Article 15 of Iran's Constitution designates Persian as the "official and shared language of Iran" but allows for the "use of local and ethnic languages in groups' press and media and teaching of their literature in schools alongside Persian." Article 19 of the Constitution states that "the people of Iran, no matter what ethnicity or tribe, have equal rights, and attributes such as color or race or language will not be a reason for privilege." Despite these provisions, the cases covered in this report show that the editors and writers of Kurdish publications face violations of rights guaranteed by Iran's constitution and Press Law.
Article 9 of the constitution contains two seemingly contradictory provisions. On the one hand, it endorses prima facie violations of international human rights law and allows no option for balancing individual rights of freedom of expression or association with legitimate security considerations when it states, "No individual, group, or authority, has the right to infringe in the slightest way upon the political, cultural, economic, and military independence or the territorial integrity of Iran under the pretext of exercising freedom." The article goes on to state that "no authority has the right to abrogate legitimate freedoms, not even by enacting laws and regulations for that purpose, under the pretext of preserving the independence and territorial integrity of the country." The authorities often rely on the first part of Article 9 to justify restricting freedom of speech in the Kurdish regions, while disregarding the same article's prohibition on undue restrictions.
[ . . . ]
The scope of Article 6 gives authorities broad legal cover to suppress freedom of expression. Section 1 prohibits publication of material that is "atheistic or contrary to Islamic codes, or promote subjects which might damage the foundation of the Islamic Republic." Section 4 outlaws material that "creates discord between and among social walks of life, especially by raising racial issues." Section 9 outlaws "quoting articles from the deviant press, parties, and groups which oppose Islam (inside and outside the country) in such a manner as to propagate such ideas." Section 12 prohibits publishing anything critical of the constitution.
The Islamic Republic's constitution is also supposed to protect minority rights but, as in Turkey, this is merely cosmetics. Take this, for example and notice how Turkish it sounds:

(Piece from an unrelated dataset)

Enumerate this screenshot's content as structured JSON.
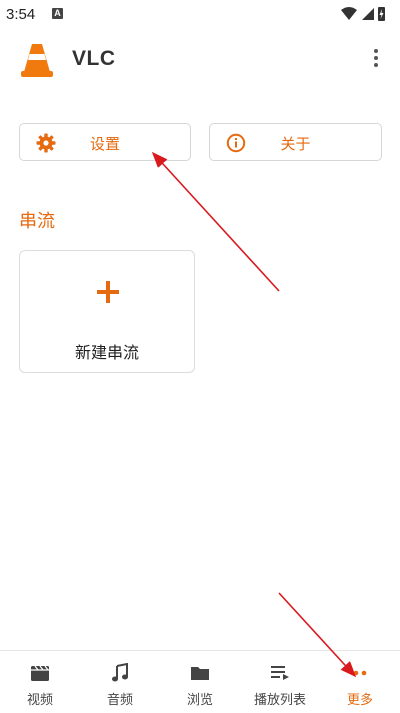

Article 15 states that Persian is the official language of the country but stipulates that "the use of regional and tribal languages in the press and mass media, as well as for teaching of their literature in schools, is allowed in addition to Persian."
Article 19 states that "all people of Iran, whatever the ethnic group or tribe to which they belong, enjoy equal rights; color, race, language, and the like, do not bestow any privilege."  Article 20 confirms equal protection under the law by stating that "all citizens of the country, both men and women, equally enjoy the protection of the law and enjoy all human, political, economic, social, and cultural rights, in conformity with Islamic criteria."
Yeah, right everybody's equal! Well, we know very well that "Islamic criteria" don't count for a damn when the Muslims in question are Kurds.
The discussion includes "freedom of association" or the de facto lack thereof in the Islamic Republic's constitution, a lack which is justified by "security laws". All of these laws are interpreted broadly, as pointed out by the HRW report, so that they are virtually meaningless and a meaningless constitution is a hallmark of all fascist regimes. Such constitutions are nothing more than pieces of paper designed for show, to allow ugly regimes like those of Turkey or Iran a place at the table of so-called civilized nations.
A few years ago, a study published in the academic Journal of Religion and Society reported, "In general, higher rates of belief in and worship of a creator correlate with higher rates of homicide, juvenile and early adult mortality, STD infection rates, teen pregnancy and abortion in the prosperous democracies."
I wonder if higher rates of belief in and worship of a creator also correlate with higher rates of repression, human rights violations, and atrocities?